maura @ 5:58 pm
I am utterly behind on the New Yorker, as usual, but yesterday I flipped through this week’s issue. Only to see that I am missing the reunited partial Chameleons, now touring as Chameleons Vox, playing a couple of times over the next few days in NYC + environs.
I loved loved loved the Chameleons in high school and college. Loved them. Not sure how I even learned about them in the first place — they’re British and were far less popular here than some of the other guitary mopey bands in the early-to-mid-80s. I still listen to them on occasion and they’ve held up well. Lots of layery guitars and, it occurs to me now, sort of pre-shoegazey. They’d work well on a mixtape with Lush, for sure.

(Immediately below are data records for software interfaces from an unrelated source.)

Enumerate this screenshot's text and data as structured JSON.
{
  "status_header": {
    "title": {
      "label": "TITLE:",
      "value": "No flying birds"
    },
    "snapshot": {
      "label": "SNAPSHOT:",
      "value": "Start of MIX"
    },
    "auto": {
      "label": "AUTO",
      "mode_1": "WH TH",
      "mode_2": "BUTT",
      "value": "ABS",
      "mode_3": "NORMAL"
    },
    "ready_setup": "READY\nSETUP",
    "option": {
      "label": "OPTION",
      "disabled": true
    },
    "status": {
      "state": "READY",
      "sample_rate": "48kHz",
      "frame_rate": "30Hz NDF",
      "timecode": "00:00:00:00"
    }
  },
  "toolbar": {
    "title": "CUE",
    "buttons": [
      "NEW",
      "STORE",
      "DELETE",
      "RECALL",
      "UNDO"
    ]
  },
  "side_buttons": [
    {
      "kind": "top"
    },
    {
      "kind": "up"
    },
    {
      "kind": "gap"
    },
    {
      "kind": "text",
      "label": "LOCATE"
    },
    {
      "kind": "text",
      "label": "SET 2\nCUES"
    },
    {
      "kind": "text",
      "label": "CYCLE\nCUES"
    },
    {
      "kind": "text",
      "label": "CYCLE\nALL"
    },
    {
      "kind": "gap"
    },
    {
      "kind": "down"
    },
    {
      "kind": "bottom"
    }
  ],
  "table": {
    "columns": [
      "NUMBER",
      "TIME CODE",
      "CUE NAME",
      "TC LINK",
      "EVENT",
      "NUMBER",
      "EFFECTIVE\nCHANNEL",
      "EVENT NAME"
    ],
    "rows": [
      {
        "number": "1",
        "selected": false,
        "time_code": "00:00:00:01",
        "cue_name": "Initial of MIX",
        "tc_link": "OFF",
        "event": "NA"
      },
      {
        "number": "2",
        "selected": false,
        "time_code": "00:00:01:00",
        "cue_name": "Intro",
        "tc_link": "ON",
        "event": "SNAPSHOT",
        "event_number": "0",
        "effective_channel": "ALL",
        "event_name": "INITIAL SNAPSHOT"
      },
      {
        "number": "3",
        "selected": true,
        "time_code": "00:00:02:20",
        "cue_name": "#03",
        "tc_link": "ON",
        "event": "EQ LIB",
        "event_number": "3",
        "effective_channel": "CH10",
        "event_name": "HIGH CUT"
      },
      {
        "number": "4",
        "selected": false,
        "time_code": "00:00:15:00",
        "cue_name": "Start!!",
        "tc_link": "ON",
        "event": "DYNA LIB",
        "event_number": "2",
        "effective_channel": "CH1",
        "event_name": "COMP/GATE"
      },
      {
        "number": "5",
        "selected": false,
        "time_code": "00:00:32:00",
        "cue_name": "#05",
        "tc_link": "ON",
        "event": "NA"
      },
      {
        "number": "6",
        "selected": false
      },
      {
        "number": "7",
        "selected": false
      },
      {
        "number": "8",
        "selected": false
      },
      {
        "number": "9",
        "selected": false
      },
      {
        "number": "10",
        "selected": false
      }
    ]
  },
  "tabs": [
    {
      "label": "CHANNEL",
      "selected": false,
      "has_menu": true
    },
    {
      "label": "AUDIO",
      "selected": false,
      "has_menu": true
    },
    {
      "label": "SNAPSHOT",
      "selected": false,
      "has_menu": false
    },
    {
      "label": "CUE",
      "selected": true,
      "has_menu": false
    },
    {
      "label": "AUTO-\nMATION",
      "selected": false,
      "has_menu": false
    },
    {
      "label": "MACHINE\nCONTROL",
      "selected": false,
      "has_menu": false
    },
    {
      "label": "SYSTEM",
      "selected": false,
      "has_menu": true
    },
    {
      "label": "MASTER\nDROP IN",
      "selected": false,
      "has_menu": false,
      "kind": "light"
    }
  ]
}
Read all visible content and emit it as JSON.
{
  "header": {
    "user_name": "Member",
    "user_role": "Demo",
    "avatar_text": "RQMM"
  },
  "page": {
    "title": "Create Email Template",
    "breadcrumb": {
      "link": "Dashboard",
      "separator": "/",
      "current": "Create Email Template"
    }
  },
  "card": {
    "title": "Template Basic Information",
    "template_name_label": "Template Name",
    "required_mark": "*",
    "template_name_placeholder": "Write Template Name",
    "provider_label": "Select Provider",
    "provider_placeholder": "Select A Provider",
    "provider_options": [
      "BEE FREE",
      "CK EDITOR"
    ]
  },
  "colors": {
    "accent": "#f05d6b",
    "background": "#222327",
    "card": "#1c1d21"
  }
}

They broke up in 1987 and I never saw them play live. I remember there was a farewell tour that came through Philadelphia (we lived in Delaware at the time). They were set to play at Revival, a club on South St. I was 16 and looked far too underage to even attempt to go to the show. But I pleaded with my dad ’til he agreed to chaperone me. And then I called Revival and OF COURSE they couldn’t make an exception for an underage nerd with her dad, why would you think that?
Grrrr…even as an old lady I still think 21+ shows suck.
maura @ 10:55 pm
Phoning it in again tonight. I’m tired, we have to leave for familiness tomorrow earlyish, and there’s a heck of a lot of TV to watch. So here are some random thoughts/observations:
– I taught two classes this week. I miss teaching classes.
– I’m trying to use the inbox zero email management system. Maybe I’ll write a whole post on that soon — it’s proving trickier than I’d anticipated, but also has some benefits I didn’t anticipate.
– So rainy and hot this week. I am tired of being rainy and hot.
– How do things get so dirty? Seriously, I cleaned the kitchen today and it’s fairly incredible how dirty our clean house can get. I know it’s the city and the cats, but I wish it weren’t because I love those things.
– I hate to drive in Manhattan and it makes me a little sad that highways ring the edges, but the upside is you get the gorgeous views of the city while you’re driving, which never fail to make me a bit tingly.
– Fun thing that came through my email recently: the information literacy playlist, inaugurated when someone on the ACRL information literacy instruction listserv (ILI-L) who does a college radio show asked for suggestions. (This is a repeat if you follow me on twitter, sorry!)
– Tonight Jonathan made sticky toffee pudding, which was incredibly delicious and makes up for all of the pie I won’t eat over the next few days because I don’t really like pie.
maura @ 10:28 pm
Now that things are (somewhat) slower I’m trying to get back to some old, good habits, things I’d stopped doing when I was too busy or too tired. So I walked to work both yesterday and today. Today I even walked the old, preferable way, which is much more scenic and much less vehicle exhaust-y but takes between 5-10 more minutes. Which is nothing, really — barely a drop in the time bucket, practically zip in the great scheme of things. And something I should totally be doing for mental health, etc.
What I’ve missed in the past couple of months is new street/public art, which is everywhere! Photos of the stuff closest to work coming soon, but also there’s a great installation on a building on the scenic way to work. I didn’t stop to take pictures today, and anyway tonight I found much better photos than I could probably take. E.g.:
Really a cool project, and I haven’t even had a chance to walk around the entire building yet. I actually kind of adore that part of Brooklyn, that intersection of Livingston and Hoyt. True that it’s grungy and dirty and rundown and sad, plus the horrible commercial crowdedness of the Fulton St. Mall (where–UGH–xmas carols are currently being played so loud you can hear them 2 blocks away!). But there are amazing and beautiful historic buildings, and a Mexican grocery with 50 cent bags of chips for after summer-camp snacks, and lots of people people people coming and going and just trying to make it work.
Here’s an article about the artist, who sounds like a cool guy.
Image credit: sabeth718